30.07.04 – By Fred De La Riva: This last weekend we were supposed to see how much Bojado had progressed in his boxing career. The 21 year-old was called the “second coming” by many a fight fan. Hell, I’ll admit it. I jumped on the Bojado bandwagon too, but have since jumped off. It’s not because the kid doesn’t have the talent. On the contrary, he is blessed with great hand speed and good power. He has had a decent team behind him and plenty of television coverage, but he lacked one thing.
Some people call it “cojones”, while others call it desire. Still others call it a “warrior’s spirit. I just simply choose to call it heart. Don’t get me wrong. Anyone who steps in the ring is no chicken. Their job requires them to be hit in the face, the belly or even (gasp) the groin, but this article isn’t about that.
As soon as Leija began his counter attack to the body in the 3rd to 6th rounds, Bojado’s spirit left him. You could tell by the look on his face. Bojado wasn’t mentally prepared to be challenged by the 38 year-old Leija. No matter how much Buddy McGirt, his trainer, tried to keep in the fight, the “little voice” in his head wouldn’t let him and neither would Leija. Let’s face Bojado isn’t Evander Holyfield and he had as his opponent a man who had faced the legend Azumah Nelson four times.
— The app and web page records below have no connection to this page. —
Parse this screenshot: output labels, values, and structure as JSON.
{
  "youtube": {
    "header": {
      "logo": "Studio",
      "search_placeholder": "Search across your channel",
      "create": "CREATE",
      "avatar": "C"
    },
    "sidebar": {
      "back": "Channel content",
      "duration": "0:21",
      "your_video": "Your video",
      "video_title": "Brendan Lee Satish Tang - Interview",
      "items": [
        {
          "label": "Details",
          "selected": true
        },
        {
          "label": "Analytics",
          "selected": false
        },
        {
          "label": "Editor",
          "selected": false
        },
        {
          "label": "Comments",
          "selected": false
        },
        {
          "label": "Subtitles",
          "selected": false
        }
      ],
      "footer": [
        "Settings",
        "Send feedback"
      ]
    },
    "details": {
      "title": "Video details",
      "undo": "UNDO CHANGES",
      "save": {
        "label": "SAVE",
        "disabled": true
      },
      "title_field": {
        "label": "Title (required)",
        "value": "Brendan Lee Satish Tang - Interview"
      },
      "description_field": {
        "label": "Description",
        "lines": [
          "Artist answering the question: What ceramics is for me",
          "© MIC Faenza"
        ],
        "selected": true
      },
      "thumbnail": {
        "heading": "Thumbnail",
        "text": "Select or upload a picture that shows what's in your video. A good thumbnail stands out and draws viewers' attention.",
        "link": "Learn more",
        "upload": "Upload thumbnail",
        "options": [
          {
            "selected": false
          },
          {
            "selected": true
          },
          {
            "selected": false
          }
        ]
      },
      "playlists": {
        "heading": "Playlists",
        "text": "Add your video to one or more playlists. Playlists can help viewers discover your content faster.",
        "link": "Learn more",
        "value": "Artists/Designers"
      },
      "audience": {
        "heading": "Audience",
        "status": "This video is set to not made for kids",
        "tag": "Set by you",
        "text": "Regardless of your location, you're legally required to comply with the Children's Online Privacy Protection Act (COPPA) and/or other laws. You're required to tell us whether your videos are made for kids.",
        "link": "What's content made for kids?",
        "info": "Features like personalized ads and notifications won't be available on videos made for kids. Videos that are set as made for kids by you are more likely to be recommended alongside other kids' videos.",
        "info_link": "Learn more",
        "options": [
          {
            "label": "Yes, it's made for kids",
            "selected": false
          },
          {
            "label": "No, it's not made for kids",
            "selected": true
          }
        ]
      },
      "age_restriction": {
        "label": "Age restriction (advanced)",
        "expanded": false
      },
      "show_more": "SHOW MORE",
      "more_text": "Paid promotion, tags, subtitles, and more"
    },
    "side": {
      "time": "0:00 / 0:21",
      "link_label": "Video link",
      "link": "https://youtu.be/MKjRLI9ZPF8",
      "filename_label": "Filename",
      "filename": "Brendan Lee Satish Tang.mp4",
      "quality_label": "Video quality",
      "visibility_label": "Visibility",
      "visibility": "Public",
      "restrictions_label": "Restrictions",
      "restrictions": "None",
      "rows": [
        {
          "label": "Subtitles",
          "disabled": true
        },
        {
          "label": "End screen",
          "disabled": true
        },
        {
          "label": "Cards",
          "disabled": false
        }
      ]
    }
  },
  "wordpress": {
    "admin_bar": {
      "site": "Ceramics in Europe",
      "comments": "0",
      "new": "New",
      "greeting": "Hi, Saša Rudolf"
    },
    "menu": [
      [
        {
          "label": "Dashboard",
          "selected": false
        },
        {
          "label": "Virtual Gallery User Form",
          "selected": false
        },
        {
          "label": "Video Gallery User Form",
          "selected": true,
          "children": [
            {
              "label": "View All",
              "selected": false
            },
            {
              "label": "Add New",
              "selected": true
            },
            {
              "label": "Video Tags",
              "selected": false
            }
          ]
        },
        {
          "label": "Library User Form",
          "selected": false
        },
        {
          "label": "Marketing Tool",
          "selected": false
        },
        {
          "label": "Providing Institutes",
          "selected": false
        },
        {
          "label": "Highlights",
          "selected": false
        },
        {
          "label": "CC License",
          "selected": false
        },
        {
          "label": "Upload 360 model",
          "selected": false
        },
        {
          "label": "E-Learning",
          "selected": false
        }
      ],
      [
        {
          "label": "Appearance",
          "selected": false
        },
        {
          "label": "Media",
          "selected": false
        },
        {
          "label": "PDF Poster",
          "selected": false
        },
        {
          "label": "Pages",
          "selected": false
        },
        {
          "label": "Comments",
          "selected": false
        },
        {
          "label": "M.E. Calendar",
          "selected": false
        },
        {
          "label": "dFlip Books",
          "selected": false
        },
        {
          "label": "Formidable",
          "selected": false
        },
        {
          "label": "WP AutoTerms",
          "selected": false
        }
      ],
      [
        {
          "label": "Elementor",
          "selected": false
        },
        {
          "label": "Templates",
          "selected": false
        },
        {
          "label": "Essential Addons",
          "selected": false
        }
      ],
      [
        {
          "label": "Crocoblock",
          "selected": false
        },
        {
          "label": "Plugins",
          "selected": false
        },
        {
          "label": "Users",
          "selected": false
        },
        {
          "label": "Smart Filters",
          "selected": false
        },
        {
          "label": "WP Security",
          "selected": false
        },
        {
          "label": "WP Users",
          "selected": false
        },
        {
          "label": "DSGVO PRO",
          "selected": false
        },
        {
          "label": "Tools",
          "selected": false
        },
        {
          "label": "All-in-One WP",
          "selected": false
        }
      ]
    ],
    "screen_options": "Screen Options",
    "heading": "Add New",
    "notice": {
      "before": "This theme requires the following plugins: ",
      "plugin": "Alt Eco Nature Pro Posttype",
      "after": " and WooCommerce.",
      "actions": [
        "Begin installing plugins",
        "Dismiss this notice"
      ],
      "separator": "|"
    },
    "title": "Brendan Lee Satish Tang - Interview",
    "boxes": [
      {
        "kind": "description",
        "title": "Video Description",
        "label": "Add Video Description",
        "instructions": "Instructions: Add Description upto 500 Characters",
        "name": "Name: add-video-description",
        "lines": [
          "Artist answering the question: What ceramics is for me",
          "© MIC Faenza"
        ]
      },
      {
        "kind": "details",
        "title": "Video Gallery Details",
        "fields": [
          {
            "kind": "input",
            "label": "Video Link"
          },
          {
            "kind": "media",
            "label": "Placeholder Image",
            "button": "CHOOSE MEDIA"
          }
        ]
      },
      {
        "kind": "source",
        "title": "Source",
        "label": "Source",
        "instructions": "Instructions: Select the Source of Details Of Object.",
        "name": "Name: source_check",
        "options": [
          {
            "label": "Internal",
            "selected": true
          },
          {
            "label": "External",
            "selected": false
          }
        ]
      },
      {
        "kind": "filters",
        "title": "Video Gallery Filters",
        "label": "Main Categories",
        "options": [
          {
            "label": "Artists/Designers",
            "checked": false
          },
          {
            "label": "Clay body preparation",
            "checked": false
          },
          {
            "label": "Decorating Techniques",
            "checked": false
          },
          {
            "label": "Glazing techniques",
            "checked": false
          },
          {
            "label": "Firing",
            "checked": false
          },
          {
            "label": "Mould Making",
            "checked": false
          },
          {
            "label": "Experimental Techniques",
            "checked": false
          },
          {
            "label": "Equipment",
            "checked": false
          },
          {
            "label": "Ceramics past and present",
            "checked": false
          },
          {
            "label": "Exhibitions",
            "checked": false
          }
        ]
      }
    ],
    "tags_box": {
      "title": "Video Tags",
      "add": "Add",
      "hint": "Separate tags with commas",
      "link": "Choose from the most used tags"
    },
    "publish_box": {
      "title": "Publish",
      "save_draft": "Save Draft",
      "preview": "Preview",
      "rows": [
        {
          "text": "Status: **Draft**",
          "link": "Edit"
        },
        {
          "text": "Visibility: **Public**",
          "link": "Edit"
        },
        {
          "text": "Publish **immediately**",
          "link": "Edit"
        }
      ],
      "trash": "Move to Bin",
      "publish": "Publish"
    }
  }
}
And don’t think I am picking on Bojado, because I am not. A few day earlier I also witnessed the extremely talented Zahir Raheem virtually give up in his corner. If it wasn’t for the tremendous job his trainer did, I wouldn’t have been surprised if Raheem would have walked out of the ring. His raw talent gave Rocky Juarez fits and had Raheem had a bit more of “fight” in him (and a competent referee), he would have had an easy victory over Juarez.
As a fan, I tend to sometimes lose patience with these types of fighters, but I really shouldn’t. After all it is the fighters who risk their lives by getting their faces pounded, not me. All I do is pound these keystrokes onto my laptop, but I digress. Anyone who has been involved in a competitive sport, know that there comes a time when you are asked to reach deep inside, to ignore the pain, the fear and the fatigue. The most talented of athletes more often than not pass these tests, the rest of us don’t and so we become passive participants and maybe even just observers. In sport as dangerous as boxing though, not passing these “tests” and becoming a passive participant is risky. Bojado and Raheem should look inside themselves and really decide if this is the profession for them. These two young men have their entire lives ahead of them and it might be better for them to walk way from a sport that can be unforgiving and sometimes lethal.
The writer welcomes your comments.